The S.C. Chamber of Commerce wants the state to spend at least $600 million more a year on roads and bridges. That additional amount — spent yearly over a decade — would eliminate structurally deficient and load-restricted bridges while also improving interstate, primary and secondary road surfaces, according to DOT estimates.
According to DOT’s estimates, with a one-year injection of $400 million, “you don’t address one single secondary road bridge,” said Pitts, the chamber president.
“You don’t change that at all.”
Claims against the state Transportation Department for damages caused by the state’s roads are on the rise:
$40 million: The amount the state has spent to settle lawsuits and claims against the Transportation Department since 2010
6,725: Damage claims due to potholes filed from 2010 through 2015
83 percent: Increase in pothole claims last year, compared to 2010
13: Claims in the 2014-2015 budget year settled for between $100,000 and $250,000 each in damages, money paid to plaintiffs who sued the state
SOURCES: S.C. Department of Transportation, S.C. Insurance Reserve Fund
Need to file a claim?
If you’ve suffered damage as a result of driving on S.C. roads, you can file a claim with the S.C. Department of Transportation.

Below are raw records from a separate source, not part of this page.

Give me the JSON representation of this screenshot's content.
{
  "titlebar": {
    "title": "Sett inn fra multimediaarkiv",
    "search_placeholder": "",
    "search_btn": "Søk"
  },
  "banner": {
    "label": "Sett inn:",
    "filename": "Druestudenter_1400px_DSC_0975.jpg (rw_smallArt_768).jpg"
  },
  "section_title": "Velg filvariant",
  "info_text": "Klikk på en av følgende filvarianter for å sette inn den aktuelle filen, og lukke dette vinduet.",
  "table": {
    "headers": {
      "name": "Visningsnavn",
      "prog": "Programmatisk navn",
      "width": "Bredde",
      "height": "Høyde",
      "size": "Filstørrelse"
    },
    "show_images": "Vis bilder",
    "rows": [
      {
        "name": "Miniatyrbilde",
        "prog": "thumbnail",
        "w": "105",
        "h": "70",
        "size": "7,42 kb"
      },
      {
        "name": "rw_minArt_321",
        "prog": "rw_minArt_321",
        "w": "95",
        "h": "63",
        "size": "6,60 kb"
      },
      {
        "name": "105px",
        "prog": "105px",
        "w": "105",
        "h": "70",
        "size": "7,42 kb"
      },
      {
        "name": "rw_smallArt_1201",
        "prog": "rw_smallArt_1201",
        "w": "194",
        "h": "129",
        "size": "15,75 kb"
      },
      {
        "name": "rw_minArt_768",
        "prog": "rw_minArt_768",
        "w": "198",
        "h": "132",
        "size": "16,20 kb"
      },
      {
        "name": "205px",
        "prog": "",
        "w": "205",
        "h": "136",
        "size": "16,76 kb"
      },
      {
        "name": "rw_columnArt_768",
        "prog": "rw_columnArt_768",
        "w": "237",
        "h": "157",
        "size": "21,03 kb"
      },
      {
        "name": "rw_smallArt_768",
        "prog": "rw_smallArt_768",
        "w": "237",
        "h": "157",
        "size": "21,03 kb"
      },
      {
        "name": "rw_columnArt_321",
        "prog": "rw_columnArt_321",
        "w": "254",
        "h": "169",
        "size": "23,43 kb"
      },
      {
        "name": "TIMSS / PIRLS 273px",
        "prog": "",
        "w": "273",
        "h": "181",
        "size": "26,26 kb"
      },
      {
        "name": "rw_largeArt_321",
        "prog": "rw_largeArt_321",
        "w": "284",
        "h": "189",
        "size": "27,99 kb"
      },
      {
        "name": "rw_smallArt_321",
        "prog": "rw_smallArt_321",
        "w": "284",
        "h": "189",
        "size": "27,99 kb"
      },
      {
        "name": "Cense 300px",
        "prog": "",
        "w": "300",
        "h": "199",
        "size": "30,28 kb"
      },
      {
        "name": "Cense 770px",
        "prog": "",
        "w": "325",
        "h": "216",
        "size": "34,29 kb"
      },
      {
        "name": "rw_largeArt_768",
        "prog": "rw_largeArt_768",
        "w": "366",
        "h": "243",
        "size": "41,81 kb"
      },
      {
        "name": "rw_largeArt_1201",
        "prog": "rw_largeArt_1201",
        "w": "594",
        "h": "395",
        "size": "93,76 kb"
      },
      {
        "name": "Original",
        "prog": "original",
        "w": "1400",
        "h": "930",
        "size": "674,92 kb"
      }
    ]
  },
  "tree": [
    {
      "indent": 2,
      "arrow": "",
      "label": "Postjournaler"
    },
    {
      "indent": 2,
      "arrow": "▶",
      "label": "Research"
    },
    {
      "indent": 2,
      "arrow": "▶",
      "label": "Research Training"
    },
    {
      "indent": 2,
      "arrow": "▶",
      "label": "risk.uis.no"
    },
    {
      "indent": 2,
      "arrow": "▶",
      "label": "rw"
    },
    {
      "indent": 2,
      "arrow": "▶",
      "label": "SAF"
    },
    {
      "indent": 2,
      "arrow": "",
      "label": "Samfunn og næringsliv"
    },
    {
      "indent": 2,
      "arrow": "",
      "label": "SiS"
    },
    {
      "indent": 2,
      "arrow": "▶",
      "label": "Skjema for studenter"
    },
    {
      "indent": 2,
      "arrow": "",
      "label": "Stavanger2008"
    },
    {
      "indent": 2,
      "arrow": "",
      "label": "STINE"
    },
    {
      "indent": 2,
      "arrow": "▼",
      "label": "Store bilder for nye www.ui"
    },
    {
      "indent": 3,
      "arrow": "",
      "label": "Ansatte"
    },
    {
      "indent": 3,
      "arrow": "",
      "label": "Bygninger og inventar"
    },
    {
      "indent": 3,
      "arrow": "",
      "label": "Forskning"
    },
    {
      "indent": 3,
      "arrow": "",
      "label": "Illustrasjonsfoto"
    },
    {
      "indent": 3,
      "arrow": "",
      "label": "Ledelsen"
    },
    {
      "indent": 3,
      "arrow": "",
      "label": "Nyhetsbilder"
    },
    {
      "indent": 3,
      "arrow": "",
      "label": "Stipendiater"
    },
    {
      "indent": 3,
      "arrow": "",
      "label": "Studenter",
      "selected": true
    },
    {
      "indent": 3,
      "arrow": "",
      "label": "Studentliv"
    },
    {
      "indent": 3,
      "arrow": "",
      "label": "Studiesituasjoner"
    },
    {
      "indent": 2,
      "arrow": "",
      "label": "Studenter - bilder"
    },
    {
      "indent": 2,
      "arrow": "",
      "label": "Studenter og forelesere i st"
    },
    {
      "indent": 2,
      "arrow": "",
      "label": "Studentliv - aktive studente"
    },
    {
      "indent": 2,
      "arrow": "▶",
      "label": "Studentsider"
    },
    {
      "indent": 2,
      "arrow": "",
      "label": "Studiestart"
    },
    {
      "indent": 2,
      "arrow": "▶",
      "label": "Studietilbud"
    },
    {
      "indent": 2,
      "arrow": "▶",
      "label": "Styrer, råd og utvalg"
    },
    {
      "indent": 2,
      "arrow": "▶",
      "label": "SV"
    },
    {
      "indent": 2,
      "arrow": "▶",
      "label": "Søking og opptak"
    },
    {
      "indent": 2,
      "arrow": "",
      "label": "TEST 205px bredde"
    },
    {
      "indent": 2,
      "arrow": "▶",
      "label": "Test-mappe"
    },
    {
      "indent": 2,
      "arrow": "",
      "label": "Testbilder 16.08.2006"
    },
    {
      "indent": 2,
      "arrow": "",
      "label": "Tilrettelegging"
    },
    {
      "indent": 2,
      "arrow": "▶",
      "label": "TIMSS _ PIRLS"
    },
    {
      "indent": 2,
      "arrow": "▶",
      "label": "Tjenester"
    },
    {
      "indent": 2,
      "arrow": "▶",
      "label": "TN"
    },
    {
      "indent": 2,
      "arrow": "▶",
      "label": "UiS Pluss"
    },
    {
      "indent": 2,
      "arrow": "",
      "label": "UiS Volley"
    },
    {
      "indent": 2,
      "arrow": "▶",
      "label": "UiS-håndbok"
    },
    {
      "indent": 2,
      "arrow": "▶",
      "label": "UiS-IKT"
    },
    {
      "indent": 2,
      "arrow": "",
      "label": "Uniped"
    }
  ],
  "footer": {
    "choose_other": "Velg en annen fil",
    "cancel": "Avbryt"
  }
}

Where to file a claim: The S.C. DOT maintenance office in the county where the damage occurred
What to include: A copy of the vehicle’s registration (if the damage is to a vehicle) and either a paid repair invoice or two estimates
What to expect: DOT will pay a claim if the agency caused a condition that led to the damage or knew of a defective condition and failed to repair it in a reasonable time before the incident occurred. Claims handled internally take about 12 weeks to process.
SOURCE: S.C. Department of Transportation